Dataset records

------------------------------------

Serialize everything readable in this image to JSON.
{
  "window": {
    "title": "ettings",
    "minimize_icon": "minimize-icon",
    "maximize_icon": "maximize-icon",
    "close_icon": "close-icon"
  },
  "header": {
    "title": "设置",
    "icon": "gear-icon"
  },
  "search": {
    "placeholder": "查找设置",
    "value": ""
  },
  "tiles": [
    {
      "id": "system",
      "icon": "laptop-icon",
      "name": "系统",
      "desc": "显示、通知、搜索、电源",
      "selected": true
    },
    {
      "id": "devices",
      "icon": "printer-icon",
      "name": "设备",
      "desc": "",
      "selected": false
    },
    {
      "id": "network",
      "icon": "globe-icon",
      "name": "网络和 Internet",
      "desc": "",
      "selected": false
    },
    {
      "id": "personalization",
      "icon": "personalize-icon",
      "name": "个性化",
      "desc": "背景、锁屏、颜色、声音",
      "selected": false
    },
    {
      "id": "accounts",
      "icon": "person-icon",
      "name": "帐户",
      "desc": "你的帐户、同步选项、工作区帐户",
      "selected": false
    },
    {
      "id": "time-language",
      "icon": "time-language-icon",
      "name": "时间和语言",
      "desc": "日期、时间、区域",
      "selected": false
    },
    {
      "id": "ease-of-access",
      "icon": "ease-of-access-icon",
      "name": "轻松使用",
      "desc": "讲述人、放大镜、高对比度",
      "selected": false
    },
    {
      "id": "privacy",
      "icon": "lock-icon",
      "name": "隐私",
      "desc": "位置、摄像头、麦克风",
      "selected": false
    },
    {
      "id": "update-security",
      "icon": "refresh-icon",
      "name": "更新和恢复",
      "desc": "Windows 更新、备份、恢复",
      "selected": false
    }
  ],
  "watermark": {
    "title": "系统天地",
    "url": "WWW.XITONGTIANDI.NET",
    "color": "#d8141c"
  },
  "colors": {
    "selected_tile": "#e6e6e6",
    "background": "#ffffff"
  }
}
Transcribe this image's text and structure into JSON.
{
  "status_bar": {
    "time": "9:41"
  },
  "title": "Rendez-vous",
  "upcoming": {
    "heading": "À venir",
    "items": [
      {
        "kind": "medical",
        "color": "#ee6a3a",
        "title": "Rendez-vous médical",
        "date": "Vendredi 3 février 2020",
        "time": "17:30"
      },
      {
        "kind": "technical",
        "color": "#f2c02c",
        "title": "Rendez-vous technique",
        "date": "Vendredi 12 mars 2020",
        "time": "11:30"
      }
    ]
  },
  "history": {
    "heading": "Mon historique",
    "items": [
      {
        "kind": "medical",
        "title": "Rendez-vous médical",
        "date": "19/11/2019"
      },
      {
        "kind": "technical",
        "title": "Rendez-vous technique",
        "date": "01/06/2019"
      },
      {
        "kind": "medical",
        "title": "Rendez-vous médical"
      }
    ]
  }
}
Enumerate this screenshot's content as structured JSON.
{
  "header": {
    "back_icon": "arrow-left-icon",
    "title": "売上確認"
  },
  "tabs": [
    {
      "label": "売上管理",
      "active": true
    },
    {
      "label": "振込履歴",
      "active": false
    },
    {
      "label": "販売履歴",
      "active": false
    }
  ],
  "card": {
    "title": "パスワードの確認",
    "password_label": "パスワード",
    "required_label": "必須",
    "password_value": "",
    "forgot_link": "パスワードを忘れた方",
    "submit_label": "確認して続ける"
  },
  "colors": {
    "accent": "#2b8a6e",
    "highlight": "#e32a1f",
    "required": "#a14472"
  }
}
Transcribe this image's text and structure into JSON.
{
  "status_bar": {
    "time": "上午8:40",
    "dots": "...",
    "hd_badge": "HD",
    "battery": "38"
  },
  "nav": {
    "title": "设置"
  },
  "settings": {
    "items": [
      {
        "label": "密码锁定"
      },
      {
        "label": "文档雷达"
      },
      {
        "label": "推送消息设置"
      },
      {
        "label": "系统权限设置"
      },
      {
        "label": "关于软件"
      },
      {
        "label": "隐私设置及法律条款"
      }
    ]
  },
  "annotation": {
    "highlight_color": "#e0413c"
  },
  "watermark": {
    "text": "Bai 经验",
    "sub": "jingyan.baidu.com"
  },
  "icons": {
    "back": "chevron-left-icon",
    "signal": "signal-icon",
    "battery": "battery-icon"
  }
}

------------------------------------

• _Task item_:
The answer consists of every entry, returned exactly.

• _Written solution_:
Serialize everything readable in this image to JSON.
{
  "window": {
    "title": "ettings",
    "minimize_icon": "minimize-icon",
    "maximize_icon": "maximize-icon",
    "close_icon": "close-icon"
  },
  "header": {
    "title": "设置",
    "icon": "gear-icon"
  },
  "search": {
    "placeholder": "查找设置",
    "value": ""
  },
  "tiles": [
    {
      "id": "system",
      "icon": "laptop-icon",
      "name": "系统",
      "desc": "显示、通知、搜索、电源",
      "selected": true
    },
    {
      "id": "devices",
      "icon": "printer-icon",
      "name": "设备",
      "desc": "",
      "selected": false
    },
    {
      "id": "network",
      "icon": "globe-icon",
      "name": "网络和 Internet",
      "desc": "",
      "selected": false
    },
    {
      "id": "personalization",
      "icon": "personalize-icon",
      "name": "个性化",
      "desc": "背景、锁屏、颜色、声音",
      "selected": false
    },
    {
      "id": "accounts",
      "icon": "person-icon",
      "name": "帐户",
      "desc": "你的帐户、同步选项、工作区帐户",
      "selected": false
    },
    {
      "id": "time-language",
      "icon": "time-language-icon",
      "name": "时间和语言",
      "desc": "日期、时间、区域",
      "selected": false
    },
    {
      "id": "ease-of-access",
      "icon": "ease-of-access-icon",
      "name": "轻松使用",
      "desc": "讲述人、放大镜、高对比度",
      "selected": false
    },
    {
      "id": "privacy",
      "icon": "lock-icon",
      "name": "隐私",
      "desc": "位置、摄像头、麦克风",
      "selected": false
    },
    {
      "id": "update-security",
      "icon": "refresh-icon",
      "name": "更新和恢复",
      "desc": "Windows 更新、备份、恢复",
      "selected": false
    }
  ],
  "watermark": {
    "title": "系统天地",
    "url": "WWW.XITONGTIANDI.NET",
    "color": "#d8141c"
  },
  "colors": {
    "selected_tile": "#e6e6e6",
    "background": "#ffffff"
  }
}
Transcribe this image's text and structure into JSON.
{
  "status_bar": {
    "time": "9:41"
  },
  "title": "Rendez-vous",
  "upcoming": {
    "heading": "À venir",
    "items": [
      {
        "kind": "medical",
        "color": "#ee6a3a",
        "title": "Rendez-vous médical",
        "date": "Vendredi 3 février 2020",
        "time": "17:30"
      },
      {
        "kind": "technical",
        "color": "#f2c02c",
        "title": "Rendez-vous technique",
        "date": "Vendredi 12 mars 2020",
        "time": "11:30"
      }
    ]
  },
  "history": {
    "heading": "Mon historique",
    "items": [
      {
        "kind": "medical",
        "title": "Rendez-vous médical",
        "date": "19/11/2019"
      },
      {
        "kind": "technical",
        "title": "Rendez-vous technique",
        "date": "01/06/2019"
      },
      {
        "kind": "medical",
        "title": "Rendez-vous médical"
      }
    ]
  }
}
Enumerate this screenshot's content as structured JSON.
{
  "header": {
    "back_icon": "arrow-left-icon",
    "title": "売上確認"
  },
  "tabs": [
    {
      "label": "売上管理",
      "active": true
    },
    {
      "label": "振込履歴",
      "active": false
    },
    {
      "label": "販売履歴",
      "active": false
    }
  ],
  "card": {
    "title": "パスワードの確認",
    "password_label": "パスワード",
    "required_label": "必須",
    "password_value": "",
    "forgot_link": "パスワードを忘れた方",
    "submit_label": "確認して続ける"
  },
  "colors": {
    "accent": "#2b8a6e",
    "highlight": "#e32a1f",
    "required": "#a14472"
  }
}
Transcribe this image's text and structure into JSON.
{
  "status_bar": {
    "time": "上午8:40",
    "dots": "...",
    "hd_badge": "HD",
    "battery": "38"
  },
  "nav": {
    "title": "设置"
  },
  "settings": {
    "items": [
      {
        "label": "密码锁定"
      },
      {
        "label": "文档雷达"
      },
      {
        "label": "推送消息设置"
      },
      {
        "label": "系统权限设置"
      },
      {
        "label": "关于软件"
      },
      {
        "label": "隐私设置及法律条款"
      }
    ]
  },
  "annotation": {
    "highlight_color": "#e0413c"
  },
  "watermark": {
    "text": "Bai 经验",
    "sub": "jingyan.baidu.com"
  },
  "icons": {
    "back": "chevron-left-icon",
    "signal": "signal-icon",
    "battery": "battery-icon"
  }
}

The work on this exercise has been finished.